Lakshmi Priyaa Chandramouli, who plays a wife and mother reduced to packing and delivering tiffin boxes, is very good. But so are the others, especially Kalieswari Srinivasan. 

Kalieswari, who played the female lead in the Dheepan, a searing French-Sri Lankan film which won the Palme d’Or at the Cannes International Film Festival in 2015, plays a woman trying to raise a child without an income or a husband in Sivaranjiniyum Innum Sila Pengalum. It’s an unforgettable performance. 

The film is streaming on SonyLiv. 

Photo: Pushkar Films

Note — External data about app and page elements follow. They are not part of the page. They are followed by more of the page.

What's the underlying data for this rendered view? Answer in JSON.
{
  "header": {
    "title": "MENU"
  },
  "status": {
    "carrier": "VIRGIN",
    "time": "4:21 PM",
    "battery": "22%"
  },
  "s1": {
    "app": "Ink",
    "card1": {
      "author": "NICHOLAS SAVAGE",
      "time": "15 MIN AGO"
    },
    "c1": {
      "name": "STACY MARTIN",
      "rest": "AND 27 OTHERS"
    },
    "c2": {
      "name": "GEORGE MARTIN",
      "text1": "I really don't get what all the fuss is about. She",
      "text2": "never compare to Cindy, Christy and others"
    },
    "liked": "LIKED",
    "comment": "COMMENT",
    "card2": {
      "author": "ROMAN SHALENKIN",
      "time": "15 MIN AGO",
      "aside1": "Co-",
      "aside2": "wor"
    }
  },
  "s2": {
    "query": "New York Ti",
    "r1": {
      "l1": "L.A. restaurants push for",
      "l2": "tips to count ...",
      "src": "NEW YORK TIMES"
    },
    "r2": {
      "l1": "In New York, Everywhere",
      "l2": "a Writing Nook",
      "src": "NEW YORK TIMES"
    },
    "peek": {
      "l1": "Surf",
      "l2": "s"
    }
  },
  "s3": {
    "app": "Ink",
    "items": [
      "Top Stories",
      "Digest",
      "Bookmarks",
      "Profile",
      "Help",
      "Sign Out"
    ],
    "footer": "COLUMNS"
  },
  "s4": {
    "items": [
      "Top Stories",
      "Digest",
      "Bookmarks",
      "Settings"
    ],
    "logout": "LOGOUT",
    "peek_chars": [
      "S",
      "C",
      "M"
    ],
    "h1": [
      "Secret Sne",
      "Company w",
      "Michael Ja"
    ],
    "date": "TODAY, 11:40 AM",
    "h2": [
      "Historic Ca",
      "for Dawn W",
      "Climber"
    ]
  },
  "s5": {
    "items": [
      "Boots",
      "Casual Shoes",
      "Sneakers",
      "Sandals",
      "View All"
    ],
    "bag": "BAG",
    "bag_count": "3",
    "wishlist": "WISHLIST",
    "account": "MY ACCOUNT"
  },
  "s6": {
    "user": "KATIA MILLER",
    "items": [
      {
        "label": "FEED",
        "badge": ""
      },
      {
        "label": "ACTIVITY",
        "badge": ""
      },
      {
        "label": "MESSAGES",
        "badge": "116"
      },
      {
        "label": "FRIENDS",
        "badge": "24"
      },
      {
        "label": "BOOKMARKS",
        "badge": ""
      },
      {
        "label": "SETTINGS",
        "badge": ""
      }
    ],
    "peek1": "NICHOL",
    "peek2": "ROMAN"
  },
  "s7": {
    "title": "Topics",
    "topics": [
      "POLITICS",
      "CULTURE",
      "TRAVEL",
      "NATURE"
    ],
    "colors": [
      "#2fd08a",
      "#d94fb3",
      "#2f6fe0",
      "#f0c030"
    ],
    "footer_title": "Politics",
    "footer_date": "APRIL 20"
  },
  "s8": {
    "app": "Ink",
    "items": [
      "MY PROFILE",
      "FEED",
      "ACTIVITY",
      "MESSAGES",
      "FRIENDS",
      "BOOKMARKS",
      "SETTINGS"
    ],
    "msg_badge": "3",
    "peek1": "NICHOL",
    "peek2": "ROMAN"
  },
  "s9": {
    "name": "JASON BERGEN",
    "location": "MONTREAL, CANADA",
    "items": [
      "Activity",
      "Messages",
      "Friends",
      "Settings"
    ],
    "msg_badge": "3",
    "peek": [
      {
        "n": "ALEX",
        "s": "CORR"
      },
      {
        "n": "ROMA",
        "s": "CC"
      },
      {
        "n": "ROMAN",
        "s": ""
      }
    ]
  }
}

Thinkalazhcha Nishchayam (Monday is The Engagement): This one’s a deliciously funny and warm Malayalam film set around a young girl’s engagement that her family is planning. Except that it is always at the verge of a disaster because of the lack of funds, a melancholic lover, sulking aunties and old grouses. Directed by Senna Hegde, it won the award for best Malayalam film, and is streaming on SonyLiv. 

Watch it and you’ll crave a Mallu meal and a Mallu. 

Photo: Reliance Entertainment

Mandela: Director Madonne Ashwin’s Tamil film is a sharp and funny political satire starring Yogi Babu. The film, which bagged two awards – best screenplay and best debut film – is about elections in a small village that is split on caste lines. Polling takes place, but there’s no clear winner and the tie-breaker vote is held by one man, a hair stylist named Ilicha Vaayan alias Nelson Mandela. 

The film is streaming on Netflix.